Unsurprisingly, there is an absolutely massive range of things to do in Majorca. The trick is planning your time to make sure you don't miss anything. Whether you're a culture vulture, a beach fanatic or an adrenaline-junkie, you'll be able to find something to suit your needs on this beautiful island in the Balearics. It's your holiday, after all.
Ocean, pool or splash-park, Majorca's got you covered. This island loves an opportunity to get you soaked, almost as much as you love an opportunity to take a dip.

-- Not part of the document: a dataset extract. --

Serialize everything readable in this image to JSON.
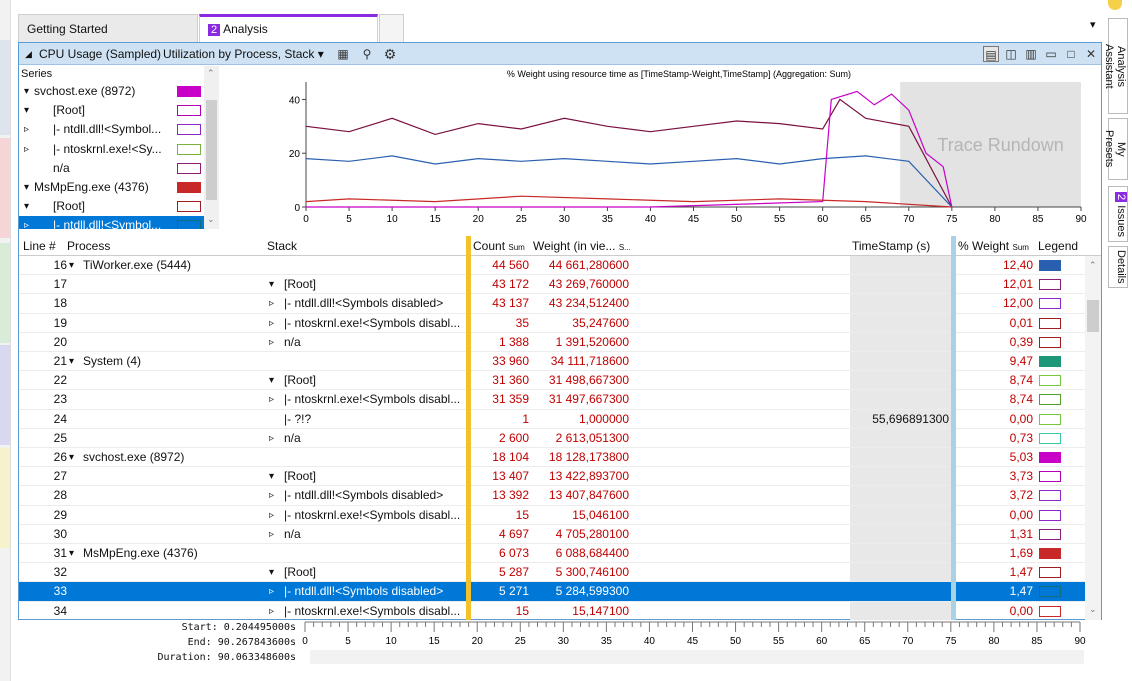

Locals and tourists alike make it their mission to find a spot on one of the many beautiful beaches on the island. Playa de Muro, a favourite on the northerly side of Majorca, is one such strip of paradise. The bay has a long jetty which stretches out into the Mediterranean sea – a great spot to dive off.
However, if you're staying near the south coast, you'll be better off laying your towel on Es Trenc – a stunning beach which is home to clear waters and white sands. Both these beaches and more offer a wide range of water sports, including water skiing, pedal-boat hire and snorkelling.
If you're looking to get a bit more active then Hidropark, Aqualand, Marineland and Viva C'an Picafort all boast an exciting range of water slides, splash pools and paddling areas. These are days out that are sure to please everyone, from the tiniest to the most grown up, nobody can resist a waterpark – and Majorca has some of the best.
Majorca's rolling landscape, deep green landscape and rocky crags mean it's one of the most interesting Balearic Islands to explore. Whether you're interested in hiring a bicycle or taking a leisurely stroll, you'll find a number of fantastic scenic routes around the island's many sightseeing hotspots.
Explorers might like to take a trip to the Formentor Lighthouse on the northern tip of Majorca. The view from this lookout is stunning and an absolute must-see. If you're not so keen on heights, then maybe the magical Caves of Drach are more suited – this soft glowing, underground maze is enough to take anyone's breath away.
Those with excess energy might be interested in climbing a step for every day of the year at the 365 Calvari Steps in Pollensa. For the really adventurous, there is the Jungle Parc in Santa Ponsa, complete with climbing activities for the whole family. If you're feeling like just sitting down and enjoying the views, the Ferrocarril de Soller train line will take you past many of these places too.
It's always nice to experience the cultural history of a place when on holiday, and Majorca's medieval heritage is an absolute must for archeology and art lovers. Llotja in Palma is a beautiful 15th century exhibition hall, with ornate battlements outside and great natural light inside.
After this, make the short journey to the Basilica de Sant Francesc or the Cathedral of Le Seu. These heavily decorative builds are some of the most beautiful in the whole country, and are a must-see for any keen sightseer.
The old town in Alcudia is home to some of the most scenic town walks in Majorca and boasts a bustling market which attracts locals and tourists alike. The stalls here open early and sell a huge range of fresh fruit and vegetables, local fish and meats, as well as beautiful handcrafted homeware and clothing.
The artistic should pay a visit to the excellent exhibitions in the Pilar and Joan Miro Foundation. The collection is presented perfectly in a number of delightful rooms, with careful colour and light coordination to compliment the work.
Alternatively, you can catch an evening show at one of the island's great theatre or entertainment venues. The two most popular of these are the Pirates Adventure show in Magaluf and the Son Amor in Bunyola - the perfect night, after the perfect day in Majorca.